Another major project I and my colleagues have been working on for several years is the Soft Furnishings Project at the Nathaniel Russell House. This project builds on the research and preservation efforts underway since the 1990s, and aims to install period-appropriate soft furnishings (i.e. carpets, bed hangings, wallpapers, slipcovers, etc.) throughout the house museum. This project requires a large team of consultants, conservators, and textile experts from across the Southeast, including Susan Buck (conservator and paint analyst), Natalie Larson (textile historian), and Kathleen Staples (conservator). My current focus is the second floor best bedchamber, which is essentially the final frontier of intrinsic investigation and discovery. At the moment I am simultaneously working with carpet manufacturers to design and weave a period-accurate Brussels carpet, selecting fabrics and trim for Natalie Larson's meticulously researched bed and window hanging scheme, and testing finish quality for various recipes of 19th century distemper paint (among other things!).
How important do you think tools like social media are to the future of historic preservation?
I think social media and digital engagement are, by far, THE most important tools to ensure the lasting vitality of our cultural institutions. I started an Instagram account for HCF in 2013 as a way to document the work going on behind the scenes at the museum houses, and it has steadily grown to more than 27,000 followers. Our Preservation and Museums departments are combined, so I spent our weekly staff meetings despairing (or, occasionally, celebrating) the myriad issues facing our Preservation staff, and it quickly became apparent I should be using the Instagram platform to inform our followers about advocacy issues as well. I use the HCF Instagram as a teaching tool for preservation and history nerds, but I also think of it as a love letter to Charleston. I find that writing soulfully and telling the stories that interest me is the best way to connect to our followers. By celebrating the beauty of Charleston, I am also paying homage to the generations of preservationists who fought hard to make this city what it is today.
How do you think the national historic preservation programs help your community?
Tax credit projects like the Cigar Factory and 1 South Broad are revitalizing enormous buildings that have been vacant and underused for decades. Even though the Charleston real estate market is booming, these large-scale projects could not happen without the tax credit program.
Do you have advice for novice preservationists?
Show up, work hard, and make yourself indispensable. Always write a thank you note.
The ACHP's mission is "preserving America's heritage;" can you give us an example of how your community is preserving its heritage?
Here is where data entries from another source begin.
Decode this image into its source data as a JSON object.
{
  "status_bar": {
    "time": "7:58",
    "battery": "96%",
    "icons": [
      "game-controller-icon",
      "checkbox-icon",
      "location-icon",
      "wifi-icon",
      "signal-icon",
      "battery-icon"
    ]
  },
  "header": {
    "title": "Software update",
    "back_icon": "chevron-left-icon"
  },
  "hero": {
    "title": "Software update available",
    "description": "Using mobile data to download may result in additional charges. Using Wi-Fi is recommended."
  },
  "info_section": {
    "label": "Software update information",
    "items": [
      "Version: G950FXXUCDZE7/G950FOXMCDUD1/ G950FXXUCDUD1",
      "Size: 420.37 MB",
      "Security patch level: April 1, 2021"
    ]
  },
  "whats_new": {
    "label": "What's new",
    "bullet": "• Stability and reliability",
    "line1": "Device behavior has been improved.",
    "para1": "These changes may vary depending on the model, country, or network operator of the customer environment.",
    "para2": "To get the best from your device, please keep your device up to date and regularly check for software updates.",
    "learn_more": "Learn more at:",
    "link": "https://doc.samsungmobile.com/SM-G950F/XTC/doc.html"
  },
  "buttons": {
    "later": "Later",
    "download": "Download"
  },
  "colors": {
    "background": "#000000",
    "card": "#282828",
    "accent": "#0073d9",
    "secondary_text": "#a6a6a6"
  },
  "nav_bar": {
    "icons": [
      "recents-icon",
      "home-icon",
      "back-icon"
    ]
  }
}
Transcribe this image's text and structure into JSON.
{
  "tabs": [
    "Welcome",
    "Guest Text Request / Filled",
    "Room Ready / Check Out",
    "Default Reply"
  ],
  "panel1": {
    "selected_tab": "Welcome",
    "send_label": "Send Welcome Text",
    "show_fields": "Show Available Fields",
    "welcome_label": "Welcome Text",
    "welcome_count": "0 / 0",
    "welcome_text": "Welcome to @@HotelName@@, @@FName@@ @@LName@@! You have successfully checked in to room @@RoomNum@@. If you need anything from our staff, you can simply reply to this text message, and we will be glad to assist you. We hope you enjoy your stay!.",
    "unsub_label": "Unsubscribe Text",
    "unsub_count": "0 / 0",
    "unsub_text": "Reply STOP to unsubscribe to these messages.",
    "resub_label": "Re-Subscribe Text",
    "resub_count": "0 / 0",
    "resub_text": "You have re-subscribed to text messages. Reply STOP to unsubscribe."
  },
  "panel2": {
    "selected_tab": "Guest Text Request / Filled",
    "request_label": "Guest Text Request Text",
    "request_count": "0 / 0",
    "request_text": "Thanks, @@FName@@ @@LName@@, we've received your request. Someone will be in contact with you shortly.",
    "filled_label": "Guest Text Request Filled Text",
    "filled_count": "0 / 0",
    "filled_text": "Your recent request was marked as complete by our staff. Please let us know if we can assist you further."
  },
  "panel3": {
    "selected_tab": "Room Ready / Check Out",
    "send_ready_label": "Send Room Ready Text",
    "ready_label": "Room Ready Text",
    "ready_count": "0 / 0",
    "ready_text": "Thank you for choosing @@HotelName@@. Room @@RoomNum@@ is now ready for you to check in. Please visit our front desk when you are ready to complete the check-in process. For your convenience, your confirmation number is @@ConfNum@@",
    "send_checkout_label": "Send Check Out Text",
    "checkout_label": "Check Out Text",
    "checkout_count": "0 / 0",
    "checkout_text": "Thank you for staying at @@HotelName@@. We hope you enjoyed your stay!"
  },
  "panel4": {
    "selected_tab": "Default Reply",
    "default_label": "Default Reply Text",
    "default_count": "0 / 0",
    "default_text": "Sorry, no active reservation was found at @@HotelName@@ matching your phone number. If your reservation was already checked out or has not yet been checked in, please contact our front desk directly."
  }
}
I am continually inspired by Charleston's shared ethic of civic engagement. When we ask our supporters to support an issue (i.e. cruise ship tourism), they show up in the hundreds. For the contentious issues you will see people sitting in hallways, crammed into overflow rooms, and even waiting outside. I love how fiercely Charlestonians advocate for their city, and how committed they are to protecting their history and way of life. Charleston's history is America's history! So many pivotal moments happened on our doorsteps-good and bad -and we take that very seriously.